Distributed technique for power scheduling advances smart grid concept
Researchers from North Carolina State University have developed a new technique for "scheduling" energy in electric grids that moves away from centralized management by tapping into the distributed computing power of energy devices. The approach advances the smart grid concept by coordinating the energy being produced and stored by both conventional and renewable sources.
Currently, power infrastructure uses a centralized scheduling approach to forecast and coordinate the energy produced at the thousands of large power plants around the country. But as renewable energy systems – such as rooftop solar panels – proliferate, and are incorporated into the power grid, the infrastructure will need more advanced systems for tracking and coordinating exponentially more energy sources.

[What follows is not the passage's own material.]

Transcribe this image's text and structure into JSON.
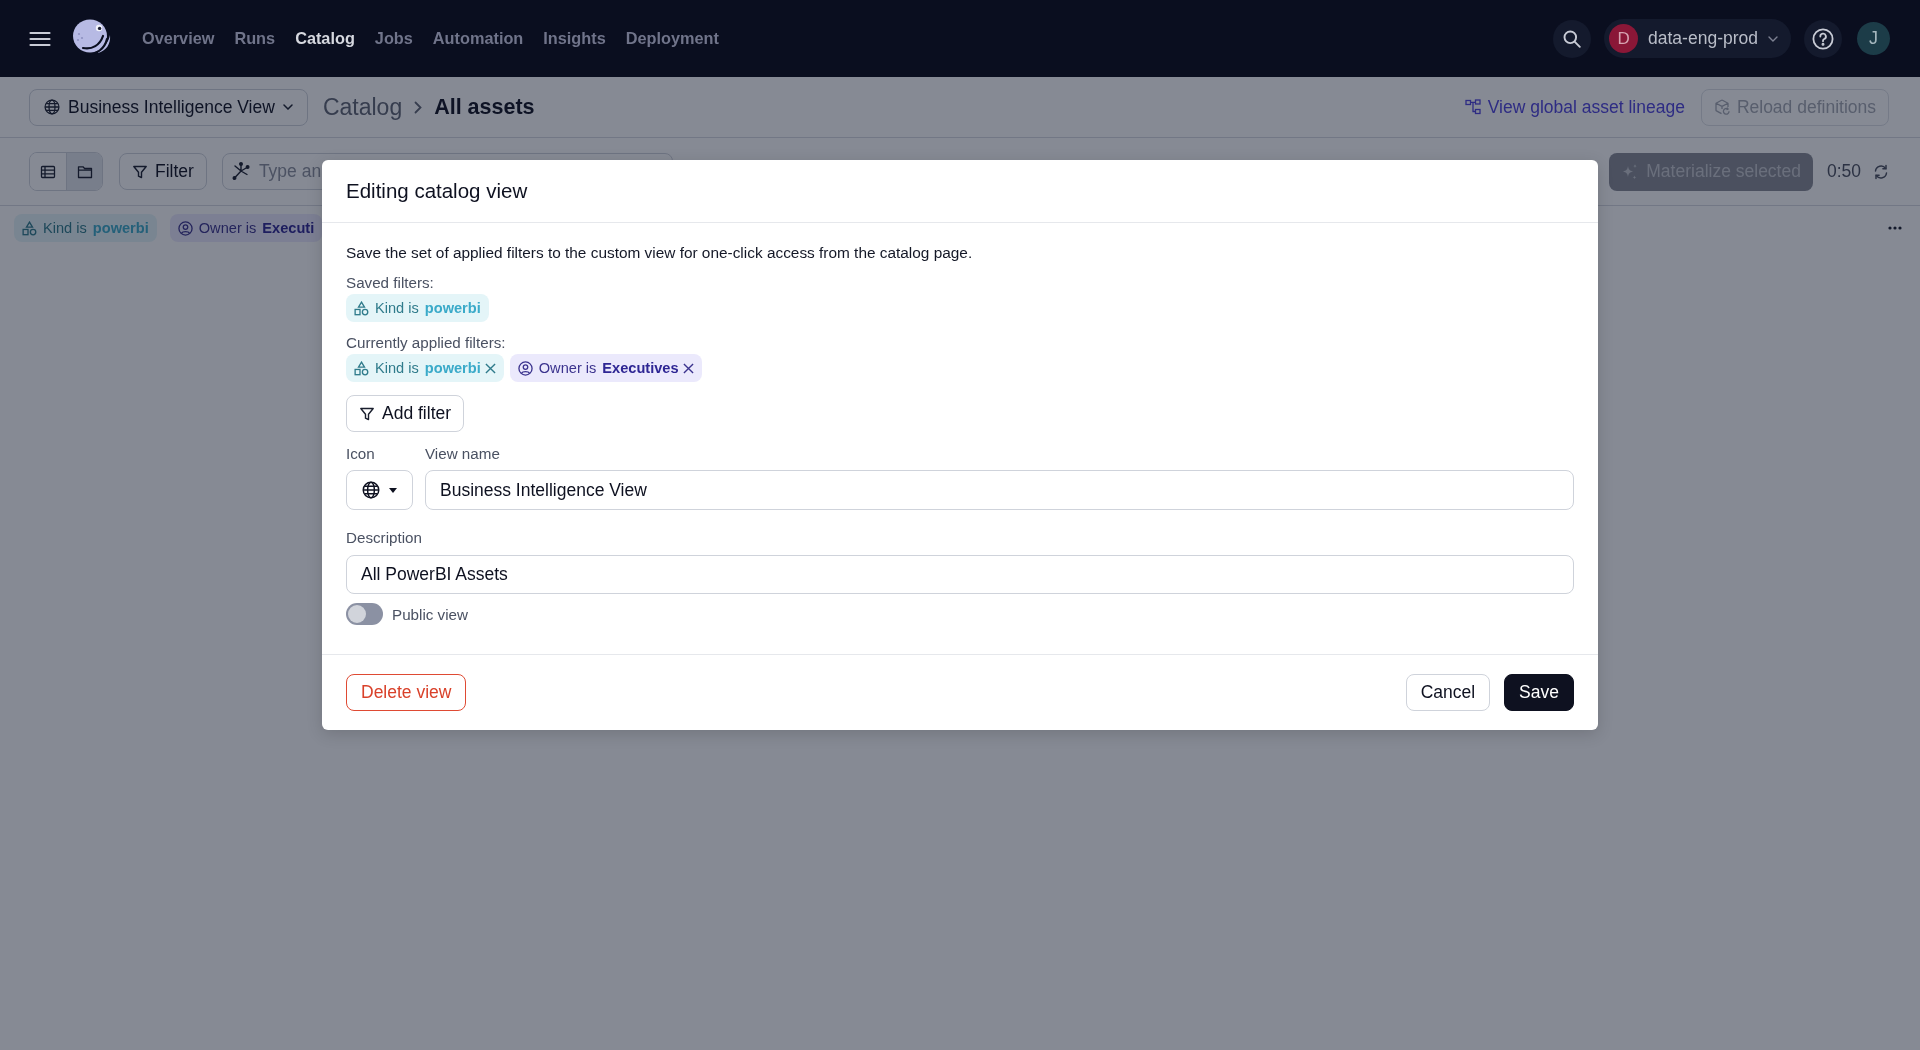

Addressing this issue is essential to the idea of a smart grid that can make efficient use of widespread renewable energy resources.
"A key challenge for renewable energy generated on-site – by home solar panels, for example – is determining how much of that energy needs to be stored on-site and how much can be shared with the larger grid," says Mo-Yuen Chow, a professor of electrical and computer engineering at NC State and senior author of a paper describing the new power scheduling technique.
The existing approaches to scheduling are highly centralized, with power plants sending data to a control center that crunches the numbers and then tells plants how much they'll be expected to contribute to the grid.
"This approach doesn't scale up well, which is a problem when you consider the rapid growth of on-site renewable energy sources," says Navid Rahbari-Asr, a Ph.D. student at NC State and lead author of the paper.
"The rise of on-site energy storage technologies presents an additional challenge, since that means energy can be stored for use at any time – making power scheduling calculations significantly more complex," Rahbari-Asr says. "In addition, the centralized approach is vulnerable. If the control center fails, the whole system falls apart."
To address these problems, the researchers developed technology that takes advantage of distributed computing power to replace the traditional control center with a decentralized approach.
"Our approach taps into the computational resources of each energy device," Rahbari-Asr says. By having each device communicate with its immediate neighbors, the device can calculate and schedule how much energy it will need to store, how much to contribute to the network, and how much to draw from the network.
"Collectively, this distributed technique can determine the optimal schedule for the entire grid," Rahbari-Asr says.
The distributed technique would also help protect the privacy of home-owners and other power generators, because they wouldn't be sharing their energy production, storage, and consumption data with a control center.
The technology has been validated in simulations, and the researchers are in the process of implementing it in an experimental smart grid system at the National Science Foundation FREEDM Systems Center on NC State's campus.
"We hope to have experimental results to report in 2016," Chow says.